Exercise directions: Your job is to return every line in the data holding the string "Print".

Records:

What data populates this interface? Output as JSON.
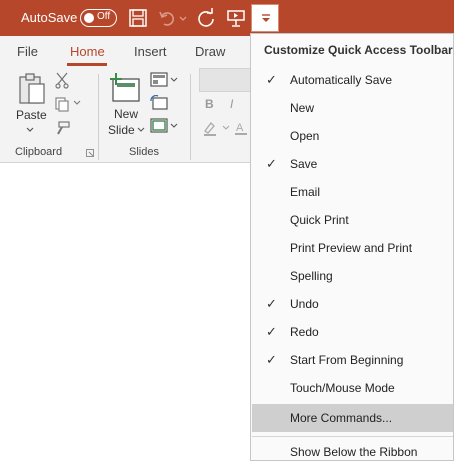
{
  "titlebar": {
    "autosave_label": "AutoSave",
    "autosave_state": "Off",
    "accent_color": "#b7472a"
  },
  "ribbon": {
    "tabs": [
      "File",
      "Home",
      "Insert",
      "Draw"
    ],
    "active_tab": "Home",
    "clipboard": {
      "paste_label": "Paste",
      "group_label": "Clipboard"
    },
    "slides": {
      "new_slide_line1": "New",
      "new_slide_line2": "Slide",
      "group_label": "Slides"
    },
    "font": {
      "bold": "B",
      "italic": "I"
    }
  },
  "menu": {
    "title": "Customize Quick Access Toolbar",
    "check_glyph": "✓",
    "items": [
      {
        "label": "Automatically Save",
        "checked": true
      },
      {
        "label": "New",
        "checked": false
      },
      {
        "label": "Open",
        "checked": false
      },
      {
        "label": "Save",
        "checked": true
      },
      {
        "label": "Email",
        "checked": false
      },
      {
        "label": "Quick Print",
        "checked": false
      },
      {
        "label": "Print Preview and Print",
        "checked": false
      },
      {
        "label": "Spelling",
        "checked": false
      },
      {
        "label": "Undo",
        "checked": true
      },
      {
        "label": "Redo",
        "checked": true
      },
      {
        "label": "Start From Beginning",
        "checked": true
      },
      {
        "label": "Touch/Mouse Mode",
        "checked": false
      },
      {
        "label": "More Commands...",
        "checked": false,
        "highlighted": true
      },
      {
        "label": "Show Below the Ribbon",
        "checked": false
      }
    ]
  }
}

Result of the task:
        "label": "Quick Print",
        "label": "Print Preview and Print",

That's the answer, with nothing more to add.